THE TASK – Whatever the records hold, copy it exactly and completely.

Data records for software interfaces:

_ _ _ _ _

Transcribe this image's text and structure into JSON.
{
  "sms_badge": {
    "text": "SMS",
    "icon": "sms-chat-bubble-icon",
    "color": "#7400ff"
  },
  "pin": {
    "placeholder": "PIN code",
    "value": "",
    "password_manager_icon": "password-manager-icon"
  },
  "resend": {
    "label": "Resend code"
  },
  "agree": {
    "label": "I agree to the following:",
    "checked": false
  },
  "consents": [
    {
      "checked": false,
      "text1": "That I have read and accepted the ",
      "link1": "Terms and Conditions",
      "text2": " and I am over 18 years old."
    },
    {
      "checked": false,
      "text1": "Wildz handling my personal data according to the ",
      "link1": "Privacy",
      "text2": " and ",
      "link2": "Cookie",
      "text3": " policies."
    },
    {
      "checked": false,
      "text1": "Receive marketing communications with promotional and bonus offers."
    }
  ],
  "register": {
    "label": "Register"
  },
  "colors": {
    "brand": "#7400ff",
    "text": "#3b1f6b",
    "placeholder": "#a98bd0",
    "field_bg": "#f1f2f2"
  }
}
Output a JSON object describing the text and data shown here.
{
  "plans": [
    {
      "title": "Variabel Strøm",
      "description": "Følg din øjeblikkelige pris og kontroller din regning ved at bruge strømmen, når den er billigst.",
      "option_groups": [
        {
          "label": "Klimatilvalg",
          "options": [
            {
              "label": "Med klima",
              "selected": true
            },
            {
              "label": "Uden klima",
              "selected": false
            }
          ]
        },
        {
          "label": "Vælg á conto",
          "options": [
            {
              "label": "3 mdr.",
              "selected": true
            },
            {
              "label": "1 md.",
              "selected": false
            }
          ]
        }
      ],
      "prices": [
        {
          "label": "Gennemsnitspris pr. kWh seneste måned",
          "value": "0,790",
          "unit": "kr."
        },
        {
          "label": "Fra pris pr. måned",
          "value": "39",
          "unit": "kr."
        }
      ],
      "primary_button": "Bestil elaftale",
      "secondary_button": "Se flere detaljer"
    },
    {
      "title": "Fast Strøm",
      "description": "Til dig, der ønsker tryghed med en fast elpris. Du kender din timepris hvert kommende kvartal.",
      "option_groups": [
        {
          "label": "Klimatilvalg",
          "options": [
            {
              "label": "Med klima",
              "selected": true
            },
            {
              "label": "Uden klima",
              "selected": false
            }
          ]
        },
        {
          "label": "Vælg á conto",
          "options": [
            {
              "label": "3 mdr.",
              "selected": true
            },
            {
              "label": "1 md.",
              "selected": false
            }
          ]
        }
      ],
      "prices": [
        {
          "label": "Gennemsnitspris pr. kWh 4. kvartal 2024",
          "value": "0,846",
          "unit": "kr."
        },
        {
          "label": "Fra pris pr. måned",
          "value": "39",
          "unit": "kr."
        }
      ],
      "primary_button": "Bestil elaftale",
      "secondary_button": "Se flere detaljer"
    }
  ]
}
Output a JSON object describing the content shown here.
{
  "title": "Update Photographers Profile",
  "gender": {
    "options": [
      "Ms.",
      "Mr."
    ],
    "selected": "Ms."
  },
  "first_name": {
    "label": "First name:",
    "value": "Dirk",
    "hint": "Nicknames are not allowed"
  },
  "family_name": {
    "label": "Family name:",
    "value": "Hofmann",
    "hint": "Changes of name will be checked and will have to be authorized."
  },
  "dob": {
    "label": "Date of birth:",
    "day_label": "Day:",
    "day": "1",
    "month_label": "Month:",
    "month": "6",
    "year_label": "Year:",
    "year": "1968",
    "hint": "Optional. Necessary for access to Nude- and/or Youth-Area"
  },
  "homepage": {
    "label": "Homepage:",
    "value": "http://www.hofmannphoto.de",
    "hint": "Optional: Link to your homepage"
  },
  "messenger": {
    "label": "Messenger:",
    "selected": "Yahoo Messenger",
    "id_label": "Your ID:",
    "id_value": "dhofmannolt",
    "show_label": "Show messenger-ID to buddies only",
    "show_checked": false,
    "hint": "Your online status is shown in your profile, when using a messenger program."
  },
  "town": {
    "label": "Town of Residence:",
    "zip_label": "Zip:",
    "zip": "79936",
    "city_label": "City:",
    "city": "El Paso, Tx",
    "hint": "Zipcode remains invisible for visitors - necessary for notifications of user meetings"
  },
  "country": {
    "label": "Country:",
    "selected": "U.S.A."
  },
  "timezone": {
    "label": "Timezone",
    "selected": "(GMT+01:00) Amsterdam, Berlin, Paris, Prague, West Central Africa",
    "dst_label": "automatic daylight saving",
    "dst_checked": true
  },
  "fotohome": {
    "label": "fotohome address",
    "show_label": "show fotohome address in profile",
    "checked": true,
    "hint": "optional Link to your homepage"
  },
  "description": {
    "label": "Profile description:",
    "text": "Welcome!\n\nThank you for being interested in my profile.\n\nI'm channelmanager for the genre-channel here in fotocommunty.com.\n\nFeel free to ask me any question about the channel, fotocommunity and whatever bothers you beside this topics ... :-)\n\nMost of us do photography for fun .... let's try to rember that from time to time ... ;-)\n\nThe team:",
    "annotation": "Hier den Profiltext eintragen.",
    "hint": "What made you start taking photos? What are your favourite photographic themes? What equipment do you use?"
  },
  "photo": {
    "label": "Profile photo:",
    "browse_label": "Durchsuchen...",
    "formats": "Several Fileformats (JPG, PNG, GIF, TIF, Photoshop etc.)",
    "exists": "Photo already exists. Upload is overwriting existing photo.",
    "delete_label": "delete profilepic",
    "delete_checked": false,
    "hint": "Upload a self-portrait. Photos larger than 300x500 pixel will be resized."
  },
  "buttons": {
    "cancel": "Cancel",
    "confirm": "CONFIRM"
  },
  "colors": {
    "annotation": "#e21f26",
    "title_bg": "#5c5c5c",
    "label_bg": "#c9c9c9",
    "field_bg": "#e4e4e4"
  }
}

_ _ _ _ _

ANSWER TO THIS PROBLEM –
Transcribe this image's text and structure into JSON.
{
  "sms_badge": {
    "text": "SMS",
    "icon": "sms-chat-bubble-icon",
    "color": "#7400ff"
  },
  "pin": {
    "placeholder": "PIN code",
    "value": "",
    "password_manager_icon": "password-manager-icon"
  },
  "resend": {
    "label": "Resend code"
  },
  "agree": {
    "label": "I agree to the following:",
    "checked": false
  },
  "consents": [
    {
      "checked": false,
      "text1": "That I have read and accepted the ",
      "link1": "Terms and Conditions",
      "text2": " and I am over 18 years old."
    },
    {
      "checked": false,
      "text1": "Wildz handling my personal data according to the ",
      "link1": "Privacy",
      "text2": " and ",
      "link2": "Cookie",
      "text3": " policies."
    },
    {
      "checked": false,
      "text1": "Receive marketing communications with promotional and bonus offers."
    }
  ],
  "register": {
    "label": "Register"
  },
  "colors": {
    "brand": "#7400ff",
    "text": "#3b1f6b",
    "placeholder": "#a98bd0",
    "field_bg": "#f1f2f2"
  }
}
Output a JSON object describing the text and data shown here.
{
  "plans": [
    {
      "title": "Variabel Strøm",
      "description": "Følg din øjeblikkelige pris og kontroller din regning ved at bruge strømmen, når den er billigst.",
      "option_groups": [
        {
          "label": "Klimatilvalg",
          "options": [
            {
              "label": "Med klima",
              "selected": true
            },
            {
              "label": "Uden klima",
              "selected": false
            }
          ]
        },
        {
          "label": "Vælg á conto",
          "options": [
            {
              "label": "3 mdr.",
              "selected": true
            },
            {
              "label": "1 md.",
              "selected": false
            }
          ]
        }
      ],
      "prices": [
        {
          "label": "Gennemsnitspris pr. kWh seneste måned",
          "value": "0,790",
          "unit": "kr."
        },
        {
          "label": "Fra pris pr. måned",
          "value": "39",
          "unit": "kr."
        }
      ],
      "primary_button": "Bestil elaftale",
      "secondary_button": "Se flere detaljer"
    },
    {
      "title": "Fast Strøm",
      "description": "Til dig, der ønsker tryghed med en fast elpris. Du kender din timepris hvert kommende kvartal.",
      "option_groups": [
        {
          "label": "Klimatilvalg",
          "options": [
            {
              "label": "Med klima",
              "selected": true
            },
            {
              "label": "Uden klima",
              "selected": false
            }
          ]
        },
        {
          "label": "Vælg á conto",
          "options": [
            {
              "label": "3 mdr.",
              "selected": true
            },
            {
              "label": "1 md.",
              "selected": false
            }
          ]
        }
      ],
      "prices": [
        {
          "label": "Gennemsnitspris pr. kWh 4. kvartal 2024",
          "value": "0,846",
          "unit": "kr."
        },
        {
          "label": "Fra pris pr. måned",
          "value": "39",
          "unit": "kr."
        }
      ],
      "primary_button": "Bestil elaftale",
      "secondary_button": "Se flere detaljer"
    }
  ]
}
Output a JSON object describing the content shown here.
{
  "title": "Update Photographers Profile",
  "gender": {
    "options": [
      "Ms.",
      "Mr."
    ],
    "selected": "Ms."
  },
  "first_name": {
    "label": "First name:",
    "value": "Dirk",
    "hint": "Nicknames are not allowed"
  },
  "family_name": {
    "label": "Family name:",
    "value": "Hofmann",
    "hint": "Changes of name will be checked and will have to be authorized."
  },
  "dob": {
    "label": "Date of birth:",
    "day_label": "Day:",
    "day": "1",
    "month_label": "Month:",
    "month": "6",
    "year_label": "Year:",
    "year": "1968",
    "hint": "Optional. Necessary for access to Nude- and/or Youth-Area"
  },
  "homepage": {
    "label": "Homepage:",
    "value": "http://www.hofmannphoto.de",
    "hint": "Optional: Link to your homepage"
  },
  "messenger": {
    "label": "Messenger:",
    "selected": "Yahoo Messenger",
    "id_label": "Your ID:",
    "id_value": "dhofmannolt",
    "show_label": "Show messenger-ID to buddies only",
    "show_checked": false,
    "hint": "Your online status is shown in your profile, when using a messenger program."
  },
  "town": {
    "label": "Town of Residence:",
    "zip_label": "Zip:",
    "zip": "79936",
    "city_label": "City:",
    "city": "El Paso, Tx",
    "hint": "Zipcode remains invisible for visitors - necessary for notifications of user meetings"
  },
  "country": {
    "label": "Country:",
    "selected": "U.S.A."
  },
  "timezone": {
    "label": "Timezone",
    "selected": "(GMT+01:00) Amsterdam, Berlin, Paris, Prague, West Central Africa",
    "dst_label": "automatic daylight saving",
    "dst_checked": true
  },
  "fotohome": {
    "label": "fotohome address",
    "show_label": "show fotohome address in profile",
    "checked": true,
    "hint": "optional Link to your homepage"
  },
  "description": {
    "label": "Profile description:",
    "text": "Welcome!\n\nThank you for being interested in my profile.\n\nI'm channelmanager for the genre-channel here in fotocommunty.com.\n\nFeel free to ask me any question about the channel, fotocommunity and whatever bothers you beside this topics ... :-)\n\nMost of us do photography for fun .... let's try to rember that from time to time ... ;-)\n\nThe team:",
    "annotation": "Hier den Profiltext eintragen.",
    "hint": "What made you start taking photos? What are your favourite photographic themes? What equipment do you use?"
  },
  "photo": {
    "label": "Profile photo:",
    "browse_label": "Durchsuchen...",
    "formats": "Several Fileformats (JPG, PNG, GIF, TIF, Photoshop etc.)",
    "exists": "Photo already exists. Upload is overwriting existing photo.",
    "delete_label": "delete profilepic",
    "delete_checked": false,
    "hint": "Upload a self-portrait. Photos larger than 300x500 pixel will be resized."
  },
  "buttons": {
    "cancel": "Cancel",
    "confirm": "CONFIRM"
  },
  "colors": {
    "annotation": "#e21f26",
    "title_bg": "#5c5c5c",
    "label_bg": "#c9c9c9",
    "field_bg": "#e4e4e4"
  }
}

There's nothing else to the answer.